Here are 3 short stories from the clinic:

The 4 children

"They were just playing in the street," says the medic as he removes his blood-covered gloves and sanitizies his hands. 'One of them must have hit some un-exploded ordinance". The medic is referring to 4 children who hand been brought in earlier that day. Their legs were critically damaged. It seems that the 4 of them had been playing in the street, a rare treat for children who have lived under ISIS rule and conflict for over 2 years. Then, one of them tripped over an un-exploded shell of some kind, triggering its detonation. 
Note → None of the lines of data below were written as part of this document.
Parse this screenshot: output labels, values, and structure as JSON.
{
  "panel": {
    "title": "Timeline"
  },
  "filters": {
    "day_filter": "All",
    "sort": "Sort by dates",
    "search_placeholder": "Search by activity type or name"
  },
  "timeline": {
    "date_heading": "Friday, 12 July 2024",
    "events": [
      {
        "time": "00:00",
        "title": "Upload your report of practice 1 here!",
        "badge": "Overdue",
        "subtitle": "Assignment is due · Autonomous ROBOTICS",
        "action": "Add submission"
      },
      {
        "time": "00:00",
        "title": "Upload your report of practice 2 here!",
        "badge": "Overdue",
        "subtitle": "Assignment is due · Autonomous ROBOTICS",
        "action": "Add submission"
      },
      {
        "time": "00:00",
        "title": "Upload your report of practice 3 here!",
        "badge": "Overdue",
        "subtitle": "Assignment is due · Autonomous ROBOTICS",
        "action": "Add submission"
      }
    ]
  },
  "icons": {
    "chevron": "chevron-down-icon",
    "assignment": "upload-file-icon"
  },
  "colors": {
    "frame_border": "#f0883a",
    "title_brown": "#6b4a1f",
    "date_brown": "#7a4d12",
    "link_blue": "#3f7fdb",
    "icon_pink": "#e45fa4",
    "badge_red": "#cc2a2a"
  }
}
"Just because ISIS is not physically here does not mean that they are gone," says the man who runs the clinic. "In fact, we see plenty of causalities from bombs that were left behind". 

These young kids are a reminder that ISIS will not be beaten easily and that even after neighborhoods are liberated, more work remains to make the areas safe again.

Trying to escape

In one day, multiple civilian causalities were brought in, all from one neighborhood that was an active battlezone. The wounds were unusual due to their similarities. They were all shot by a sniper from the back.

“We receive a lot of women and children with injuries because they’re targeted when they try to escape. They shoot them in the back as they run, especially the women,” the head of the clinic said in an interview with Stars and Stripes.

HERA saw this first hand, helping to carry the wounded from the ambulance and working with the medics to help save the women. Civilians in the conflict face a terrifying choice. Either they stay inside ISIS-controlled territory and risk being killed by either ISIS or stray fire from coalition forces, or they try to cross the lines and risk being targeted by snipers. The medics see multiple people a day who tried to cross. Some of them make it alive with their wounds, but many do not. 

As the HERA team was interviewing civilians, multiple military convoys raced in opposite directions. The ones coming away from us were carrying the wounded.